MAR 07, 2017 06:57 PM PST

Another Step Forward in the Fight Against Breast Cancer

WRITTEN BY: Carmen Leitch

Cancer is most deadly when it spreads from the part of the body where it formed to another part, metastasis. Breast cancer patients are killed not because of breast cancer recurrence, but because it metastasizes; migration to the brain is deadliest for the patient. Researchers at City of Hope have learned more about brain metastases in women suffering from HER-2 positive breast cancer. Around 40 percent of HER-2 positive breast cancers (explained in the video below from the Dana-Farber Cancer Institute) go on to experience brain metastases. Understanding more about the mechanism behind this event will help inform new treatments.

"More women than ever are surviving breast cancer only to die from breast tumors growing in their brains years after they've been declared cancer-free," explained the leader of the study,  Rahul Jandial, M.D., Ph.D., a neurosurgeon and scientist at City of Hope. "I wanted to understand why women with HER2-positive breast cancer (around 20 percent of all breast cancers) have higher rates of brain metastases than women with other breast cancer subtypes and in turn, find their biological Achilles heel to develop new medicines." This work is set to be reported in Clinical & Experimental Metastasis, the journal of the Metastases Research Society.

A protein called reelin that is typically only found in the brain, also encases breast cancer cells, which acts as a shield preventing detection of the cancerous cells. The cells are able to avoid protective mechanisms used by the brain and can then take hold. From their, a dangerous brain tumor can begin to grow.

Following brain surgery, Jandial and his team were able to use the tissue samples remaining after the surgery, comparing those specimens to breast cancer tissue obtained during mastectomies that the same patients had undergone.

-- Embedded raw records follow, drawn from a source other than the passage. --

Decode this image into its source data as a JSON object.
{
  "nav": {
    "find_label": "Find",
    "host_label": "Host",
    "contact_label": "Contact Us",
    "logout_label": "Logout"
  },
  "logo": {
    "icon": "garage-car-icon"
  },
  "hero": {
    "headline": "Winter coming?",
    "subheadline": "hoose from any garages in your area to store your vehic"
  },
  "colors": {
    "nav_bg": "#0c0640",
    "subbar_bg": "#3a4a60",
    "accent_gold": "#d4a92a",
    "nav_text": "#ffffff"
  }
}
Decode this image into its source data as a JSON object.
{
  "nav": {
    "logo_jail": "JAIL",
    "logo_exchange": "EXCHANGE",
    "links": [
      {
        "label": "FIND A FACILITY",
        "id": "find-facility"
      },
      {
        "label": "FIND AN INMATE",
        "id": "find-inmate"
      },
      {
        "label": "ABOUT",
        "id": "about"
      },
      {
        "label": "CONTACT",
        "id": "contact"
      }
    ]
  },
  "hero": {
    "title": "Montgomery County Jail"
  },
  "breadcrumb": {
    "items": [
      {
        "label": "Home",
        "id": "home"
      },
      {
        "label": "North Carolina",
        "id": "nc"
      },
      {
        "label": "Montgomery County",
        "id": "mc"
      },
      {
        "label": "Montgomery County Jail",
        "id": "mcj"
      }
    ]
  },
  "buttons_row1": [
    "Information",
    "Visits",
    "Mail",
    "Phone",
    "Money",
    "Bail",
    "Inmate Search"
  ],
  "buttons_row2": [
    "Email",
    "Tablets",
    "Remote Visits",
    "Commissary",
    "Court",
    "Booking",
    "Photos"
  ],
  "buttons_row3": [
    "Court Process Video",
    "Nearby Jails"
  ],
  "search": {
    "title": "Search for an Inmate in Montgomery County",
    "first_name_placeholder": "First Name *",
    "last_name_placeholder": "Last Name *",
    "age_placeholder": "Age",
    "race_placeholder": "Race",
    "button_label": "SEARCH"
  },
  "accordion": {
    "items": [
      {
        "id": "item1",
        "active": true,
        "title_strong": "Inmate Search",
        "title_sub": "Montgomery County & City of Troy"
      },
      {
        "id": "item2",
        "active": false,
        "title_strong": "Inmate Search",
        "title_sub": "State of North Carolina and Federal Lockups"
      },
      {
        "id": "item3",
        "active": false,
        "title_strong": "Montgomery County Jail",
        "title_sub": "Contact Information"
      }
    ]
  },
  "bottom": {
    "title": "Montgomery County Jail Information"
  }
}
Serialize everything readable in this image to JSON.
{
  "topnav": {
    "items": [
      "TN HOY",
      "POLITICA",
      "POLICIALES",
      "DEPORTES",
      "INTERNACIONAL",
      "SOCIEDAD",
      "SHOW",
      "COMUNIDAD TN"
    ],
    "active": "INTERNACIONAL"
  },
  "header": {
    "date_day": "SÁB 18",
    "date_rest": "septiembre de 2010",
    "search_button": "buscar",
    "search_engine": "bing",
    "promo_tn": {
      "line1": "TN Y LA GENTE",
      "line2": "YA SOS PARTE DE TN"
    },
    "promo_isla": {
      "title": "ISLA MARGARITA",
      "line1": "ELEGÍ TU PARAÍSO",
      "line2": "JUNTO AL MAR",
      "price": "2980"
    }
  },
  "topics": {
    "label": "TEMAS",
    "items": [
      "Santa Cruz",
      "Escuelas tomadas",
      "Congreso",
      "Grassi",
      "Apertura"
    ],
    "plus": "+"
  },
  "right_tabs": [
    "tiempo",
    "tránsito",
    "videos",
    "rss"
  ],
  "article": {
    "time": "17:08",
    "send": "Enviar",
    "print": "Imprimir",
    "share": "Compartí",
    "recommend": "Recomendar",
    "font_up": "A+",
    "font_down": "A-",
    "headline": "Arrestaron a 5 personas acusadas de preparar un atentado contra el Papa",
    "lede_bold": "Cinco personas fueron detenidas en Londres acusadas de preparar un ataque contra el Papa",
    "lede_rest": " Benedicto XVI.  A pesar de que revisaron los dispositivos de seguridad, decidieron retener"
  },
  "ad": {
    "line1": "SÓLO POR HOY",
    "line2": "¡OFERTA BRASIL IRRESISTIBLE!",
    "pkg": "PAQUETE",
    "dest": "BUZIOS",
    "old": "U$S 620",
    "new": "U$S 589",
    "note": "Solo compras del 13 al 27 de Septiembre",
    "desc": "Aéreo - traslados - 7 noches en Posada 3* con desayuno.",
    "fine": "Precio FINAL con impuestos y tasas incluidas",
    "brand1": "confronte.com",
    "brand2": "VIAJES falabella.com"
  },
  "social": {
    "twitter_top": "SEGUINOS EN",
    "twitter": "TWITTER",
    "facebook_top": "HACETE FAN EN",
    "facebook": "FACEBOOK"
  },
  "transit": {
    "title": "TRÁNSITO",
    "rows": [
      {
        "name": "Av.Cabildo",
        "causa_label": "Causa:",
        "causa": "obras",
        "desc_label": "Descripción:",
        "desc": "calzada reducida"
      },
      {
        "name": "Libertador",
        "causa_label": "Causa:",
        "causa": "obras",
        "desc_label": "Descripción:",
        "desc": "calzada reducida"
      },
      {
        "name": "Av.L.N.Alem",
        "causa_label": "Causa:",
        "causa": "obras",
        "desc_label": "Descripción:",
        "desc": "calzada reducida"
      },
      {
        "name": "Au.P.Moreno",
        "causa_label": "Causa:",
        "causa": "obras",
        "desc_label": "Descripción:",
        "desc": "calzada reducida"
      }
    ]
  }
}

The investigators found that expression of the reelin protein was low in tissue from primary breast cancer, but in breast cancer that was HER-2 positive and had metastasized to the brain, reel in expression was significantly higher. 

"The cells are essentially able to act as spies that look like citizens," explained Jandial. "They release a mesh of protein and escape the brain's natural defense weapons, causing tumors to grow in the brain."

90 percent of all cancer deaths result from metastases; people that are diagnosed with metastases in the brain have only a 20 percent chance of living a year after their diagnosis. This work will hopefully help patients afflicted with cancer, especially those with metastatic breast cancer.

Metastatic Breast Cancer in Pleural Fluid / Credit: Ed Uthman/Flickr

 

Sources: AAAS/Eurekalert! via City of Hope, Clinical & Experimental Metastasis

About the Author
  • Experienced research scientist and technical expert with authorships on 28 peer-reviewed publications, traveler to over 60 countries, published photographer and internationally-exhibited painter, volunteer trained in disaster-response, CPR and DV counseling.
You May Also Like
JUL 04, 2018
Drug Discovery
JUL 04, 2018
Identifying New Drug Targets in Therapy-Resistant Cancers
Recent research published in the Nature Partner journal Systems Biology and Applications examines how genome-wide data used in collaboration with systems b...
AUG 10, 2018
Immunology
AUG 10, 2018
Cancer Cell 'Drones' Battle Immune System
Cancer cells release PD-L1 containing exosomes that circulate in the blood and stop T cells before they can reach tumors....
AUG 14, 2018
Cancer
AUG 14, 2018
New Drug for Refractory Cutaneous T-cell Lymphoma
Mogamulizumab was approved by the FDA this month after a very successful Phase III clinical trial demonstrating its effectiveness in treating patients with challenging CTCL....
AUG 15, 2018
Cancer
AUG 15, 2018
Cancer Control Headway in The Last 20 Years
Learning from history and what changes have been made will continue to help drive cancer controls for the future....
SEP 15, 2018
Cancer
SEP 15, 2018
Undescended testicles could lead to testicular cancer and infertility in adult males
An undescended testis (cryptorchidism) is a condition in which one of the testes or both have not descended into the right position in the scrotum at birth and either stay at the abdomen or d...
OCT 04, 2018
Videos
OCT 04, 2018
Zebrafish as Metastatic Cancer Model
Another Koch Institute Image Award winner from 2018 is presented in this video from MIT....
Loading Comments...